San Joaquin Valley
I keep hearing that our fruits will rot (big business in our central San Joaquin Valley) and that without Mexicans, we will have to import fruits and vegetables and the prices would be ridiculous. Don't we import bananas now? They're only 50 cents a pound. Of course, all of a sudden, the supply and demand situation will take over. That's OK. Maybe we'll go back to people growing their own vegetables. Farmers' Markets will gain in popularity. Who knows, maybe the corner vegetable stand will make a comeback. (OK, very unlikely - but it is nice to dream)

I do not mind paying a little more for lettuce, tomatoes and fruits -- if it meant that illegal aliens stopped crossing our borders.

I am really concerned as to what this country will do in the near future with so many illegals here -- you can only feed so many mouths. I also worry about social security. Many of these people have been here working since the 70's (by the way, those people I believe should be allowed to stay) and they will soon be of retirement age. Where is all this money going to come from? I know many of them have been paying social security but what really worries me are all of the people that will suddenly qualify for medical cards.

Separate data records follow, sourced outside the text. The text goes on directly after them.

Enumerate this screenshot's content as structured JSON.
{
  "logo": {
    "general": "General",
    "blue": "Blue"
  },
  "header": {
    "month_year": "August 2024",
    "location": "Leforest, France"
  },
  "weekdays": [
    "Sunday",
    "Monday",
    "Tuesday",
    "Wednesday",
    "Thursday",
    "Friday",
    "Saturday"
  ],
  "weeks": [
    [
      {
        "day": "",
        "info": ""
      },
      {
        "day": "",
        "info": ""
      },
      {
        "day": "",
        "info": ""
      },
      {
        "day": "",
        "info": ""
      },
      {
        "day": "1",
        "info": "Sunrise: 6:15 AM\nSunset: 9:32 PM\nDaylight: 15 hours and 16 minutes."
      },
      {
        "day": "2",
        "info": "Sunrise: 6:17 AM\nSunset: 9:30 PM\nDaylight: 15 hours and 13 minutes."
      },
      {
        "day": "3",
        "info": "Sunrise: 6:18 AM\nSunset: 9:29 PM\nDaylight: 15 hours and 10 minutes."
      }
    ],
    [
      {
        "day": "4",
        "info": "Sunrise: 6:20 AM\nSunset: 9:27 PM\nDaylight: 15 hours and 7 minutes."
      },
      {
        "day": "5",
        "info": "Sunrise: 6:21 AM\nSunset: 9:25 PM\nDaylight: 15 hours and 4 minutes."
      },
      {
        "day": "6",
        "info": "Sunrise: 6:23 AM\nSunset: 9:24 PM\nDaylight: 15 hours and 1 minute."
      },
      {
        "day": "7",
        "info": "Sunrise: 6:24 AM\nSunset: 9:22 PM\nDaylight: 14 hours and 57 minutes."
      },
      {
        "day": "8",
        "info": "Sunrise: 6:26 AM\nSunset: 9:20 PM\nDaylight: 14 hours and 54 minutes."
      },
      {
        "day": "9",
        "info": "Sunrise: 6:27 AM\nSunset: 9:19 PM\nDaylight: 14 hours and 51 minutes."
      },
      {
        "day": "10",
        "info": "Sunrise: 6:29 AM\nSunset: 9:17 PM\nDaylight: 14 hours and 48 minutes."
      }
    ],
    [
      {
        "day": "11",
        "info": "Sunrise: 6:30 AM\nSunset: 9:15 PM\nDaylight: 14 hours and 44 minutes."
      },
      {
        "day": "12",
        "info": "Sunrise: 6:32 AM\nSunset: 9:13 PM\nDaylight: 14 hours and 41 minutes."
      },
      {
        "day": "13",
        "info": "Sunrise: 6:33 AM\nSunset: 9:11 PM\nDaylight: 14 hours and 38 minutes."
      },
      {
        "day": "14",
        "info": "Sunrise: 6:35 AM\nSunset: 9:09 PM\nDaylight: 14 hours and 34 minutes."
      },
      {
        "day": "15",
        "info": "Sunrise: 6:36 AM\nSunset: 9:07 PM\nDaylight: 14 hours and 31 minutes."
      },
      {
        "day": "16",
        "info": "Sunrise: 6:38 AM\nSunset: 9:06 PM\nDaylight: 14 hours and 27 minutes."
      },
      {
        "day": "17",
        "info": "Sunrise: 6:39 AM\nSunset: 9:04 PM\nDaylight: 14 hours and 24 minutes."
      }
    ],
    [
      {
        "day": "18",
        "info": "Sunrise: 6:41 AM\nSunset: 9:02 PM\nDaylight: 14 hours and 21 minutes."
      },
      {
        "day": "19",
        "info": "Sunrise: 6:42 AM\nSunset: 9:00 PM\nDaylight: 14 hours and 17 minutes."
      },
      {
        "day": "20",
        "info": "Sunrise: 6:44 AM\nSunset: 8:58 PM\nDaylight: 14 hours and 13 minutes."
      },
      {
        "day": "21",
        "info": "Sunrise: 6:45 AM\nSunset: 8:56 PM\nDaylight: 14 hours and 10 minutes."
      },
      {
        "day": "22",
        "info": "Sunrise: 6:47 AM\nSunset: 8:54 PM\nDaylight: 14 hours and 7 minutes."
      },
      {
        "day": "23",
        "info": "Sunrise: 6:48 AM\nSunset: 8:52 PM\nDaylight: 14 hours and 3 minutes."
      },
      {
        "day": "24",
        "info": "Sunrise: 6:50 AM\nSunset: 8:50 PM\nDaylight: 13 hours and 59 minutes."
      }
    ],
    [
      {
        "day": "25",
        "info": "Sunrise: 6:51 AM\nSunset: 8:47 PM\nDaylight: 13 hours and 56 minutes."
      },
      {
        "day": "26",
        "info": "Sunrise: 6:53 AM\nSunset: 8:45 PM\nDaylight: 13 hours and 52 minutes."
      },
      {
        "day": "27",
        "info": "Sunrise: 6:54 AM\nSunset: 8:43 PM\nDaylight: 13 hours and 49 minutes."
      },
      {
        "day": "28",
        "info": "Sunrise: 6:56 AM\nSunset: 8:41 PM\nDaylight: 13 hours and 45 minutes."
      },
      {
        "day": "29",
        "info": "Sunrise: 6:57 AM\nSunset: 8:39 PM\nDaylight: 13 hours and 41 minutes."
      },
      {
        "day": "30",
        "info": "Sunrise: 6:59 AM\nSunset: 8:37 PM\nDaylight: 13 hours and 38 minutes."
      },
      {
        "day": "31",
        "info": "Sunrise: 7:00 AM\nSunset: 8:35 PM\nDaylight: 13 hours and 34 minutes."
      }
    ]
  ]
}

And speaking of, I find it frustrating that I struggle with health issues while all of these people are handed a carta blanche card on a silver platter -- free medical, free dental, free prescriptions, free lab work and free hospitalization. My child's last hospitalization took me three years to pay off.

I heard on the news about white people (and a few Americans of Mexican descent) in Mexico who have a boycott of their own going on out there today -- in protest of the Mexicans out here who are marching.

They are calling it a Day Without A Gringo -- I love it!

These people are refusing to go out to eat or shop today. On any given day, Sam's Club and other such industries out there are filled with the Gringos -- not today. Don't you just love it?

In the meantime, I'm watching the news. We're still alive, aren't we? The world didn't stop because the Mexican refused to work. How long can they be off? I heard one man who immigrated from Central America quoted on television saying that if he loses his job, it is worth it. He is there supporting his fellow illegals.

Yea? Tell that to his family! See if they think it is worth it.